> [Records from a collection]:
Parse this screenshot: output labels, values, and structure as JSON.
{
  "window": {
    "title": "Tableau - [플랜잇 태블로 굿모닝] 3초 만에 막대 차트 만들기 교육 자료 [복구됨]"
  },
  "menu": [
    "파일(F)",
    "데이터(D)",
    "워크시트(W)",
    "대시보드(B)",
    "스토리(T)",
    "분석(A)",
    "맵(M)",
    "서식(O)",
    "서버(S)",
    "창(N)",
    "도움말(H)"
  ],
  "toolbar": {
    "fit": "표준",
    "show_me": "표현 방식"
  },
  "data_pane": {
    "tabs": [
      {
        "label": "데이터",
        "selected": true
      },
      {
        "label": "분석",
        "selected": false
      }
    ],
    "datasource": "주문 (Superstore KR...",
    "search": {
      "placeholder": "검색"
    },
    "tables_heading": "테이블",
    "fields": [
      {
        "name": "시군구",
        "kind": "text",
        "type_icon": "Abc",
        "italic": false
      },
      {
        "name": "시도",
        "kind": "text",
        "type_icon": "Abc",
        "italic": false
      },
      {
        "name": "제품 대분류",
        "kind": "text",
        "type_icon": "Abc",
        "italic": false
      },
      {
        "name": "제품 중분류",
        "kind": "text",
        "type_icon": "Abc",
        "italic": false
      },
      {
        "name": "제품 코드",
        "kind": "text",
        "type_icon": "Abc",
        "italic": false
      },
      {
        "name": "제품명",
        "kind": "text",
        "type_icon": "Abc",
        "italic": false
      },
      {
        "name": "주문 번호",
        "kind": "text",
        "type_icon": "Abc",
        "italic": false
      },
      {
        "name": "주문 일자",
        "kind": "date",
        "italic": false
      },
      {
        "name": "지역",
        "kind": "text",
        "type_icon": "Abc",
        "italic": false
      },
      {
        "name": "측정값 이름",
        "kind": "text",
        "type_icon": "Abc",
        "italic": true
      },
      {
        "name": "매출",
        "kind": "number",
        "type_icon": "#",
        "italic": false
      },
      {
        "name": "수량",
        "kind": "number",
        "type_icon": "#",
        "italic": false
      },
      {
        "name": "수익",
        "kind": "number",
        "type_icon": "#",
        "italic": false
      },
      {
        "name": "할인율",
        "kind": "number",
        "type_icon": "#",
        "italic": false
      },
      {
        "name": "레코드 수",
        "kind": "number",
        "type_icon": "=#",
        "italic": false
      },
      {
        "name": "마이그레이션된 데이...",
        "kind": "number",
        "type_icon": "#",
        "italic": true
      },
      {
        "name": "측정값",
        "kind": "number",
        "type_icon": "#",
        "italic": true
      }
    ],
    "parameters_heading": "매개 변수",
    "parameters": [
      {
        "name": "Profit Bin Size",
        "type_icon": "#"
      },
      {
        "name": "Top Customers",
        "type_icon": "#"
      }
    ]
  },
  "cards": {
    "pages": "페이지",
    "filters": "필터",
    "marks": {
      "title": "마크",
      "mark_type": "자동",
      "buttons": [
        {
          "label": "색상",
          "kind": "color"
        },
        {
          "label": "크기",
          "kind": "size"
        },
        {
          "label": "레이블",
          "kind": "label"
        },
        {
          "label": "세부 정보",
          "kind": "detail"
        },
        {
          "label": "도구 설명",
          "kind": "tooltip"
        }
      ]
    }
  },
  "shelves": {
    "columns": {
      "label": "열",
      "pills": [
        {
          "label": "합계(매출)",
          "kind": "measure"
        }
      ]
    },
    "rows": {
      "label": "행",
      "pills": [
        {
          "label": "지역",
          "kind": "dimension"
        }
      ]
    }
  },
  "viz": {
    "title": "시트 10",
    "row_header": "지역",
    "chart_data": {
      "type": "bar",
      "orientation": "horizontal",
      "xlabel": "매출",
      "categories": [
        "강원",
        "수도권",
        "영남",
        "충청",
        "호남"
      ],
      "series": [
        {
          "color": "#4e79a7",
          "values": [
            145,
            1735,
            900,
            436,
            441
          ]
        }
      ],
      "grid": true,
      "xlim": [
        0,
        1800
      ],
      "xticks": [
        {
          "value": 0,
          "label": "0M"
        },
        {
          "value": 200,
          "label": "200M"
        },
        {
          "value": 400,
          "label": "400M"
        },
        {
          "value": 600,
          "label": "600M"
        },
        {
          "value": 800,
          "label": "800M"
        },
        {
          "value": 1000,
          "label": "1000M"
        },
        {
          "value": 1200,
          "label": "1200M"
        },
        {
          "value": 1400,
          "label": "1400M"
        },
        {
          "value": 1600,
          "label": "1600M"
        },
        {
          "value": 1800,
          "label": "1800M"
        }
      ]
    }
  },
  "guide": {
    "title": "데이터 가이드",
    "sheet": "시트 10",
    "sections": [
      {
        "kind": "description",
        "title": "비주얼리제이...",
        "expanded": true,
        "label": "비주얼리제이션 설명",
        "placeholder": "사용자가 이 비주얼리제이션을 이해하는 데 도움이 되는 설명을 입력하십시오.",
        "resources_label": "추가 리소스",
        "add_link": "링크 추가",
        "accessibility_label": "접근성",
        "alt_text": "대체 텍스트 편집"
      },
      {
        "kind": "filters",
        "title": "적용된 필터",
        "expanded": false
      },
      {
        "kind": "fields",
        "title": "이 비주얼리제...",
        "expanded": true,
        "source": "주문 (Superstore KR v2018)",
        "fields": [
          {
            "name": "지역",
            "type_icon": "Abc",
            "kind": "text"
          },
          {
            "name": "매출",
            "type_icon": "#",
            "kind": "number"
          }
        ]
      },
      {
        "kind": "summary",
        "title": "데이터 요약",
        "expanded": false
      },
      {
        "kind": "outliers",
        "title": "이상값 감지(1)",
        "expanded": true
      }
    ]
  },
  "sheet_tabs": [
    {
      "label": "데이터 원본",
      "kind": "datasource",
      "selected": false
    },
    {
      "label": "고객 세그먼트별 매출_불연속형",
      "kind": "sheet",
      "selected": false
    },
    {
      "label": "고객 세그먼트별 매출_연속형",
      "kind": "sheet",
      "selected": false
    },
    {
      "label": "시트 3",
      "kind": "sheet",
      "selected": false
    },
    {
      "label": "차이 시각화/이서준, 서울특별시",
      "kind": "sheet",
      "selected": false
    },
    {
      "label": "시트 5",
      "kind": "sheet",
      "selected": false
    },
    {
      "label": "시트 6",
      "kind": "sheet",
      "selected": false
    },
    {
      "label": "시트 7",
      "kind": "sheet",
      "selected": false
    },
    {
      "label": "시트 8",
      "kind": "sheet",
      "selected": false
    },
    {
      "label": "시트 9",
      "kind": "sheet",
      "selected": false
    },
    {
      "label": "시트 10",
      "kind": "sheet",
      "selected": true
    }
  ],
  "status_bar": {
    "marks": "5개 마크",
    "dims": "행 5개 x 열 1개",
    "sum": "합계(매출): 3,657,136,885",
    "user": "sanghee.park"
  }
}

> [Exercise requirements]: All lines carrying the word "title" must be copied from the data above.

> [Reply]:
    "title": "Tableau - [플랜잇 태블로 굿모닝] 3초 만에 막대 차트 만들기 교육 자료 [복구됨]"
      "title": "마크",
    "title": "시트 10",
    "title": "데이터 가이드",
        "title": "비주얼리제이...",
        "title": "적용된 필터",
        "title": "이 비주얼리제...",
        "title": "데이터 요약",
        "title": "이상값 감지(1)",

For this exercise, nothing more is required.